▶ PROBLEM DETAILS
Before doing anything else, copy the entries below exactly.

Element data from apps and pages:

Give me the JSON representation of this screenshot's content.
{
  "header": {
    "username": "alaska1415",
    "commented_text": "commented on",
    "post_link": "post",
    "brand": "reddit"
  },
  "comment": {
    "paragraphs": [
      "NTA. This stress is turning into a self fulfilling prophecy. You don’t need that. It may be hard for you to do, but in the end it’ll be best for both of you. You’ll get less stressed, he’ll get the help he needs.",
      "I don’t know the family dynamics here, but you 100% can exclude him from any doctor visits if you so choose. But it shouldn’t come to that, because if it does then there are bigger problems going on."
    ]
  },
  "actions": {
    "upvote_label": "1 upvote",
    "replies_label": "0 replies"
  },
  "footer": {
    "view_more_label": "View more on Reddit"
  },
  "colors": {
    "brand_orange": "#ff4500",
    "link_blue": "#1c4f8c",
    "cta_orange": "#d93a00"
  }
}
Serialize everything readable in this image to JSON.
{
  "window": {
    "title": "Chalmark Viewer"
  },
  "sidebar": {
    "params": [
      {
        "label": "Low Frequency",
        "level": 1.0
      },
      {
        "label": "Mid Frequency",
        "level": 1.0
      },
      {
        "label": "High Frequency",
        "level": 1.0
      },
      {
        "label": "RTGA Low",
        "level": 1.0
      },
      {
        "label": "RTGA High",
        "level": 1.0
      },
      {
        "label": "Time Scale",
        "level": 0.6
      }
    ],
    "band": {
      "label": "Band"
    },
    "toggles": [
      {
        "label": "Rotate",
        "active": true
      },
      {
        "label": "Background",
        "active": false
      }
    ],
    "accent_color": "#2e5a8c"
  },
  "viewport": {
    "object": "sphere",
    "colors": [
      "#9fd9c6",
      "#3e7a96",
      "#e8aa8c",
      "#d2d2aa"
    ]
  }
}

▶ EXERCISE OUTPUT
Give me the JSON representation of this screenshot's content.
{
  "header": {
    "username": "alaska1415",
    "commented_text": "commented on",
    "post_link": "post",
    "brand": "reddit"
  },
  "comment": {
    "paragraphs": [
      "NTA. This stress is turning into a self fulfilling prophecy. You don’t need that. It may be hard for you to do, but in the end it’ll be best for both of you. You’ll get less stressed, he’ll get the help he needs.",
      "I don’t know the family dynamics here, but you 100% can exclude him from any doctor visits if you so choose. But it shouldn’t come to that, because if it does then there are bigger problems going on."
    ]
  },
  "actions": {
    "upvote_label": "1 upvote",
    "replies_label": "0 replies"
  },
  "footer": {
    "view_more_label": "View more on Reddit"
  },
  "colors": {
    "brand_orange": "#ff4500",
    "link_blue": "#1c4f8c",
    "cta_orange": "#d93a00"
  }
}
Serialize everything readable in this image to JSON.
{
  "window": {
    "title": "Chalmark Viewer"
  },
  "sidebar": {
    "params": [
      {
        "label": "Low Frequency",
        "level": 1.0
      },
      {
        "label": "Mid Frequency",
        "level": 1.0
      },
      {
        "label": "High Frequency",
        "level": 1.0
      },
      {
        "label": "RTGA Low",
        "level": 1.0
      },
      {
        "label": "RTGA High",
        "level": 1.0
      },
      {
        "label": "Time Scale",
        "level": 0.6
      }
    ],
    "band": {
      "label": "Band"
    },
    "toggles": [
      {
        "label": "Rotate",
        "active": true
      },
      {
        "label": "Background",
        "active": false
      }
    ],
    "accent_color": "#2e5a8c"
  },
  "viewport": {
    "object": "sphere",
    "colors": [
      "#9fd9c6",
      "#3e7a96",
      "#e8aa8c",
      "#d2d2aa"
    ]
  }
}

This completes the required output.